▶ **What the exercise asks**
The response should consist of the listing, repeated word for word.

─── Exercise materials ───

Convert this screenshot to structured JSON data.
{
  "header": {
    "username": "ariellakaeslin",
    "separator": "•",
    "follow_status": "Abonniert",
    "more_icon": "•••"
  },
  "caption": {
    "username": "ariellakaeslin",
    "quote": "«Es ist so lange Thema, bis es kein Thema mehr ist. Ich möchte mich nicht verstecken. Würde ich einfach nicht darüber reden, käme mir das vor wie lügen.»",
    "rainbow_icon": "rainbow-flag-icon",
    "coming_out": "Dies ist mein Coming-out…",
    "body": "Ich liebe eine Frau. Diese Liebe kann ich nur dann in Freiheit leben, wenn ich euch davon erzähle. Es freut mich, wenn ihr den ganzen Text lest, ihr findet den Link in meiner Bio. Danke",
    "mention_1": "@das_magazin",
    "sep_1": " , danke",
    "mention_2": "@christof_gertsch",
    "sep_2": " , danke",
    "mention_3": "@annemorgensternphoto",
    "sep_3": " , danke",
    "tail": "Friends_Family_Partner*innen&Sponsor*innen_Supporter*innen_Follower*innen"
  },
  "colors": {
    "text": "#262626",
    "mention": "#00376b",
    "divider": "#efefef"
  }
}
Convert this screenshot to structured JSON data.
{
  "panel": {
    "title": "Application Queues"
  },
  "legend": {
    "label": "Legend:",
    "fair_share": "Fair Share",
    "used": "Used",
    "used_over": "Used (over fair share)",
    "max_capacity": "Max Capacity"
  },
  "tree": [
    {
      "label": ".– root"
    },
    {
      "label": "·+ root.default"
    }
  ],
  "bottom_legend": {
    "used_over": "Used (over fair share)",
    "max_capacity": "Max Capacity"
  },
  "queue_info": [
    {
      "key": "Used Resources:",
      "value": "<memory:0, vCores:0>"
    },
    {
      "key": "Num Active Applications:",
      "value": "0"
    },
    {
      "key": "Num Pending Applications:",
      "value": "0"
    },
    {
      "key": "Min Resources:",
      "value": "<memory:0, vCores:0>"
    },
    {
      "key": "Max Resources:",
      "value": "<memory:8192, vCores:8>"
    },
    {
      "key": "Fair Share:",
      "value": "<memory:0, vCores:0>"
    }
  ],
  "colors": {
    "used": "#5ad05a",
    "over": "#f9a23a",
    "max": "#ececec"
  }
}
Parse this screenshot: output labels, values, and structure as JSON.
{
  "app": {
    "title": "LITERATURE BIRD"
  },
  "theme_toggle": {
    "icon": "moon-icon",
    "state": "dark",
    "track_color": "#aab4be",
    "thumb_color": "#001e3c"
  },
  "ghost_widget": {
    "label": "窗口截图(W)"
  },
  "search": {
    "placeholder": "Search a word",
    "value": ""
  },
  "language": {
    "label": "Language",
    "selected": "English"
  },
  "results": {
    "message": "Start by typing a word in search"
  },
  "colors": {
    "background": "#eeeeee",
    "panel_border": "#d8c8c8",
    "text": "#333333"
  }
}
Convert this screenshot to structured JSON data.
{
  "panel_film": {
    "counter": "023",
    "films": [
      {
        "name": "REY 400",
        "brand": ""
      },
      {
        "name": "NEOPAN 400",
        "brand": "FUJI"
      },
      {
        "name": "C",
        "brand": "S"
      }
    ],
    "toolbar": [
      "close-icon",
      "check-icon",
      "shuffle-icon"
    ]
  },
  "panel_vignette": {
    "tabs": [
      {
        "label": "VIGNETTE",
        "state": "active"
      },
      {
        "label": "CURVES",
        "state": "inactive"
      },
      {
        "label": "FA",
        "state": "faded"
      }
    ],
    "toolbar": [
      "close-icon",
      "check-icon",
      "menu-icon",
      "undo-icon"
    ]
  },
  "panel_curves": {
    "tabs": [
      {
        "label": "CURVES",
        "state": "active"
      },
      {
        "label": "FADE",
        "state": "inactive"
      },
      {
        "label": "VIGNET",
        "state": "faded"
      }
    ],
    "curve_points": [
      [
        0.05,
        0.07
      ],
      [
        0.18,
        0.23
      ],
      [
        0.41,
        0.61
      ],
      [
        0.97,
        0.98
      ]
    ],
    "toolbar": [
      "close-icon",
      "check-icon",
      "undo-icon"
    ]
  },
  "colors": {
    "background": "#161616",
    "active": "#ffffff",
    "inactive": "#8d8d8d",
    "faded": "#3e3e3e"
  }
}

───

▶ **Your response**
Convert this screenshot to structured JSON data.
{
  "header": {
    "username": "ariellakaeslin",
    "separator": "•",
    "follow_status": "Abonniert",
    "more_icon": "•••"
  },
  "caption": {
    "username": "ariellakaeslin",
    "quote": "«Es ist so lange Thema, bis es kein Thema mehr ist. Ich möchte mich nicht verstecken. Würde ich einfach nicht darüber reden, käme mir das vor wie lügen.»",
    "rainbow_icon": "rainbow-flag-icon",
    "coming_out": "Dies ist mein Coming-out…",
    "body": "Ich liebe eine Frau. Diese Liebe kann ich nur dann in Freiheit leben, wenn ich euch davon erzähle. Es freut mich, wenn ihr den ganzen Text lest, ihr findet den Link in meiner Bio. Danke",
    "mention_1": "@das_magazin",
    "sep_1": " , danke",
    "mention_2": "@christof_gertsch",
    "sep_2": " , danke",
    "mention_3": "@annemorgensternphoto",
    "sep_3": " , danke",
    "tail": "Friends_Family_Partner*innen&Sponsor*innen_Supporter*innen_Follower*innen"
  },
  "colors": {
    "text": "#262626",
    "mention": "#00376b",
    "divider": "#efefef"
  }
}
Convert this screenshot to structured JSON data.
{
  "panel": {
    "title": "Application Queues"
  },
  "legend": {
    "label": "Legend:",
    "fair_share": "Fair Share",
    "used": "Used",
    "used_over": "Used (over fair share)",
    "max_capacity": "Max Capacity"
  },
  "tree": [
    {
      "label": ".– root"
    },
    {
      "label": "·+ root.default"
    }
  ],
  "bottom_legend": {
    "used_over": "Used (over fair share)",
    "max_capacity": "Max Capacity"
  },
  "queue_info": [
    {
      "key": "Used Resources:",
      "value": "<memory:0, vCores:0>"
    },
    {
      "key": "Num Active Applications:",
      "value": "0"
    },
    {
      "key": "Num Pending Applications:",
      "value": "0"
    },
    {
      "key": "Min Resources:",
      "value": "<memory:0, vCores:0>"
    },
    {
      "key": "Max Resources:",
      "value": "<memory:8192, vCores:8>"
    },
    {
      "key": "Fair Share:",
      "value": "<memory:0, vCores:0>"
    }
  ],
  "colors": {
    "used": "#5ad05a",
    "over": "#f9a23a",
    "max": "#ececec"
  }
}
Parse this screenshot: output labels, values, and structure as JSON.
{
  "app": {
    "title": "LITERATURE BIRD"
  },
  "theme_toggle": {
    "icon": "moon-icon",
    "state": "dark",
    "track_color": "#aab4be",
    "thumb_color": "#001e3c"
  },
  "ghost_widget": {
    "label": "窗口截图(W)"
  },
  "search": {
    "placeholder": "Search a word",
    "value": ""
  },
  "language": {
    "label": "Language",
    "selected": "English"
  },
  "results": {
    "message": "Start by typing a word in search"
  },
  "colors": {
    "background": "#eeeeee",
    "panel_border": "#d8c8c8",
    "text": "#333333"
  }
}
Convert this screenshot to structured JSON data.
{
  "panel_film": {
    "counter": "023",
    "films": [
      {
        "name": "REY 400",
        "brand": ""
      },
      {
        "name": "NEOPAN 400",
        "brand": "FUJI"
      },
      {
        "name": "C",
        "brand": "S"
      }
    ],
    "toolbar": [
      "close-icon",
      "check-icon",
      "shuffle-icon"
    ]
  },
  "panel_vignette": {
    "tabs": [
      {
        "label": "VIGNETTE",
        "state": "active"
      },
      {
        "label": "CURVES",
        "state": "inactive"
      },
      {
        "label": "FA",
        "state": "faded"
      }
    ],
    "toolbar": [
      "close-icon",
      "check-icon",
      "menu-icon",
      "undo-icon"
    ]
  },
  "panel_curves": {
    "tabs": [
      {
        "label": "CURVES",
        "state": "active"
      },
      {
        "label": "FADE",
        "state": "inactive"
      },
      {
        "label": "VIGNET",
        "state": "faded"
      }
    ],
    "curve_points": [
      [
        0.05,
        0.07
      ],
      [
        0.18,
        0.23
      ],
      [
        0.41,
        0.61
      ],
      [
        0.97,
        0.98
      ]
    ],
    "toolbar": [
      "close-icon",
      "check-icon",
      "undo-icon"
    ]
  },
  "colors": {
    "background": "#161616",
    "active": "#ffffff",
    "inactive": "#8d8d8d",
    "faded": "#3e3e3e"
  }
}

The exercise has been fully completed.